» **Exercise goal**: Print every line of the records below exactly as it reads.

» **Interface dataset entries**:
--- START ---
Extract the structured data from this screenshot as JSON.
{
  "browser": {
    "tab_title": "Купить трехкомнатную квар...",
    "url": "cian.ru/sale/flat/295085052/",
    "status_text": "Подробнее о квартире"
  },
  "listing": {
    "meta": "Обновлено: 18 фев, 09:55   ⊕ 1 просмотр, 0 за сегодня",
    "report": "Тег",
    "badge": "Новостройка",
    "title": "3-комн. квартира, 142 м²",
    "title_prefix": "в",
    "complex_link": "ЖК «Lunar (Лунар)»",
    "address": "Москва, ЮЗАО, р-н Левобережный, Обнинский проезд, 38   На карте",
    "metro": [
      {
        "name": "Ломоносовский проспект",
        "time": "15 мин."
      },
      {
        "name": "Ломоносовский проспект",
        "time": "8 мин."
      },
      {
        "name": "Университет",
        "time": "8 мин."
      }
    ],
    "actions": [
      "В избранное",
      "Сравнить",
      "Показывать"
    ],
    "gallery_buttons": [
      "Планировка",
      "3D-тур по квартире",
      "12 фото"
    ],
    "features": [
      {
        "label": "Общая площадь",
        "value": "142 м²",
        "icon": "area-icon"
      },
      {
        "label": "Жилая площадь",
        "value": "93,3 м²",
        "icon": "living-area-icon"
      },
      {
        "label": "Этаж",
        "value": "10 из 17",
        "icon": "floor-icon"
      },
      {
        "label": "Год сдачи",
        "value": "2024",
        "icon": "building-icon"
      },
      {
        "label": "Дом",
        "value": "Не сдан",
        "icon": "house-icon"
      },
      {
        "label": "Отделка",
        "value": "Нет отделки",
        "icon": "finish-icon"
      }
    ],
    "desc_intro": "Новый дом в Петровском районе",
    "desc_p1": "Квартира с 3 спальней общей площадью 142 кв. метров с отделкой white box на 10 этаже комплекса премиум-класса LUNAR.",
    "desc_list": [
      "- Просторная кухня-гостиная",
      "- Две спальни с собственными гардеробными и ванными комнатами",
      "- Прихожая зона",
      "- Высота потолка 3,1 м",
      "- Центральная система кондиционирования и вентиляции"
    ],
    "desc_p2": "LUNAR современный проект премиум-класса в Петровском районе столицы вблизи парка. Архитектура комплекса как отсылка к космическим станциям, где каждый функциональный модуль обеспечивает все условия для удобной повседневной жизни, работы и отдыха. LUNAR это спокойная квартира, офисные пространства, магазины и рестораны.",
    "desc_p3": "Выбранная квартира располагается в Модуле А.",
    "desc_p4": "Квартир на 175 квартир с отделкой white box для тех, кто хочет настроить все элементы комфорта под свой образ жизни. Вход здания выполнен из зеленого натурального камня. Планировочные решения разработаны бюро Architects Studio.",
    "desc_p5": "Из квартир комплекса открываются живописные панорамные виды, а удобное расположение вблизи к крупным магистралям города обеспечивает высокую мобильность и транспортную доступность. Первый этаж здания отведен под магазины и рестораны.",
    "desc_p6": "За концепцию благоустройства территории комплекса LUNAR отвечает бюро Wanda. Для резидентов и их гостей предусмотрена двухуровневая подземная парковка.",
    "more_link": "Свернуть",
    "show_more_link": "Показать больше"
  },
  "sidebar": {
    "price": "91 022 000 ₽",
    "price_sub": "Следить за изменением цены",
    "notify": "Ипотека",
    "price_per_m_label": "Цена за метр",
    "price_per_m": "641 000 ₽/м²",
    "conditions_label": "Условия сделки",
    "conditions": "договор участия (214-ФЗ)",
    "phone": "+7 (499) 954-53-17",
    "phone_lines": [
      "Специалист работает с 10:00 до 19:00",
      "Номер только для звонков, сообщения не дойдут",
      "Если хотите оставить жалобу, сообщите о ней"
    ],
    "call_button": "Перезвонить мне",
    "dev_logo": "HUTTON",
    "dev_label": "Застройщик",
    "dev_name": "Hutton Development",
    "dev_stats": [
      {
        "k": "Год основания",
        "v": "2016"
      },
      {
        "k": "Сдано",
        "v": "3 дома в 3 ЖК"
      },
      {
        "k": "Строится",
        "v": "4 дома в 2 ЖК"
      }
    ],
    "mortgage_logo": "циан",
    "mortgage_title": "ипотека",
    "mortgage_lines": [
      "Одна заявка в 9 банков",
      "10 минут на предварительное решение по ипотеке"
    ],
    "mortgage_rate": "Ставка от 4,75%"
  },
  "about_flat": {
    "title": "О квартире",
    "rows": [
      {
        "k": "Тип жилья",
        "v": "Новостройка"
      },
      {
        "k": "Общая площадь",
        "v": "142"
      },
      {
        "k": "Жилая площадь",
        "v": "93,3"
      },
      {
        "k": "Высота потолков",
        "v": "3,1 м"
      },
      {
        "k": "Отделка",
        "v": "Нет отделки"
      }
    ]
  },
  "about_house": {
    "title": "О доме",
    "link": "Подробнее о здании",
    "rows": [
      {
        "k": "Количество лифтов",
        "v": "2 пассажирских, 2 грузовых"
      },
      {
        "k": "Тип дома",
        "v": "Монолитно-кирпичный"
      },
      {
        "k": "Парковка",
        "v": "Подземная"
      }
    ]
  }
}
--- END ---
» **Reply to the task**:
Extract the structured data from this screenshot as JSON.
{
  "browser": {
    "tab_title": "Купить трехкомнатную квар...",
    "url": "cian.ru/sale/flat/295085052/",
    "status_text": "Подробнее о квартире"
  },
  "listing": {
    "meta": "Обновлено: 18 фев, 09:55   ⊕ 1 просмотр, 0 за сегодня",
    "report": "Тег",
    "badge": "Новостройка",
    "title": "3-комн. квартира, 142 м²",
    "title_prefix": "в",
    "complex_link": "ЖК «Lunar (Лунар)»",
    "address": "Москва, ЮЗАО, р-н Левобережный, Обнинский проезд, 38   На карте",
    "metro": [
      {
        "name": "Ломоносовский проспект",
        "time": "15 мин."
      },
      {
        "name": "Ломоносовский проспект",
        "time": "8 мин."
      },
      {
        "name": "Университет",
        "time": "8 мин."
      }
    ],
    "actions": [
      "В избранное",
      "Сравнить",
      "Показывать"
    ],
    "gallery_buttons": [
      "Планировка",
      "3D-тур по квартире",
      "12 фото"
    ],
    "features": [
      {
        "label": "Общая площадь",
        "value": "142 м²",
        "icon": "area-icon"
      },
      {
        "label": "Жилая площадь",
        "value": "93,3 м²",
        "icon": "living-area-icon"
      },
      {
        "label": "Этаж",
        "value": "10 из 17",
        "icon": "floor-icon"
      },
      {
        "label": "Год сдачи",
        "value": "2024",
        "icon": "building-icon"
      },
      {
        "label": "Дом",
        "value": "Не сдан",
        "icon": "house-icon"
      },
      {
        "label": "Отделка",
        "value": "Нет отделки",
        "icon": "finish-icon"
      }
    ],
    "desc_intro": "Новый дом в Петровском районе",
    "desc_p1": "Квартира с 3 спальней общей площадью 142 кв. метров с отделкой white box на 10 этаже комплекса премиум-класса LUNAR.",
    "desc_list": [
      "- Просторная кухня-гостиная",
      "- Две спальни с собственными гардеробными и ванными комнатами",
      "- Прихожая зона",
      "- Высота потолка 3,1 м",
      "- Центральная система кондиционирования и вентиляции"
    ],
    "desc_p2": "LUNAR современный проект премиум-класса в Петровском районе столицы вблизи парка. Архитектура комплекса как отсылка к космическим станциям, где каждый функциональный модуль обеспечивает все условия для удобной повседневной жизни, работы и отдыха. LUNAR это спокойная квартира, офисные пространства, магазины и рестораны.",
    "desc_p3": "Выбранная квартира располагается в Модуле А.",
    "desc_p4": "Квартир на 175 квартир с отделкой white box для тех, кто хочет настроить все элементы комфорта под свой образ жизни. Вход здания выполнен из зеленого натурального камня. Планировочные решения разработаны бюро Architects Studio.",
    "desc_p5": "Из квартир комплекса открываются живописные панорамные виды, а удобное расположение вблизи к крупным магистралям города обеспечивает высокую мобильность и транспортную доступность. Первый этаж здания отведен под магазины и рестораны.",
    "desc_p6": "За концепцию благоустройства территории комплекса LUNAR отвечает бюро Wanda. Для резидентов и их гостей предусмотрена двухуровневая подземная парковка.",
    "more_link": "Свернуть",
    "show_more_link": "Показать больше"
  },
  "sidebar": {
    "price": "91 022 000 ₽",
    "price_sub": "Следить за изменением цены",
    "notify": "Ипотека",
    "price_per_m_label": "Цена за метр",
    "price_per_m": "641 000 ₽/м²",
    "conditions_label": "Условия сделки",
    "conditions": "договор участия (214-ФЗ)",
    "phone": "+7 (499) 954-53-17",
    "phone_lines": [
      "Специалист работает с 10:00 до 19:00",
      "Номер только для звонков, сообщения не дойдут",
      "Если хотите оставить жалобу, сообщите о ней"
    ],
    "call_button": "Перезвонить мне",
    "dev_logo": "HUTTON",
    "dev_label": "Застройщик",
    "dev_name": "Hutton Development",
    "dev_stats": [
      {
        "k": "Год основания",
        "v": "2016"
      },
      {
        "k": "Сдано",
        "v": "3 дома в 3 ЖК"
      },
      {
        "k": "Строится",
        "v": "4 дома в 2 ЖК"
      }
    ],
    "mortgage_logo": "циан",
    "mortgage_title": "ипотека",
    "mortgage_lines": [
      "Одна заявка в 9 банков",
      "10 минут на предварительное решение по ипотеке"
    ],
    "mortgage_rate": "Ставка от 4,75%"
  },
  "about_flat": {
    "title": "О квартире",
    "rows": [
      {
        "k": "Тип жилья",
        "v": "Новостройка"
      },
      {
        "k": "Общая площадь",
        "v": "142"
      },
      {
        "k": "Жилая площадь",
        "v": "93,3"
      },
      {
        "k": "Высота потолков",
        "v": "3,1 м"
      },
      {
        "k": "Отделка",
        "v": "Нет отделки"
      }
    ]
  },
  "about_house": {
    "title": "О доме",
    "link": "Подробнее о здании",
    "rows": [
      {
        "k": "Количество лифтов",
        "v": "2 пассажирских, 2 грузовых"
      },
      {
        "k": "Тип дома",
        "v": "Монолитно-кирпичный"
      },
      {
        "k": "Парковка",
        "v": "Подземная"
      }
    ]
  }
}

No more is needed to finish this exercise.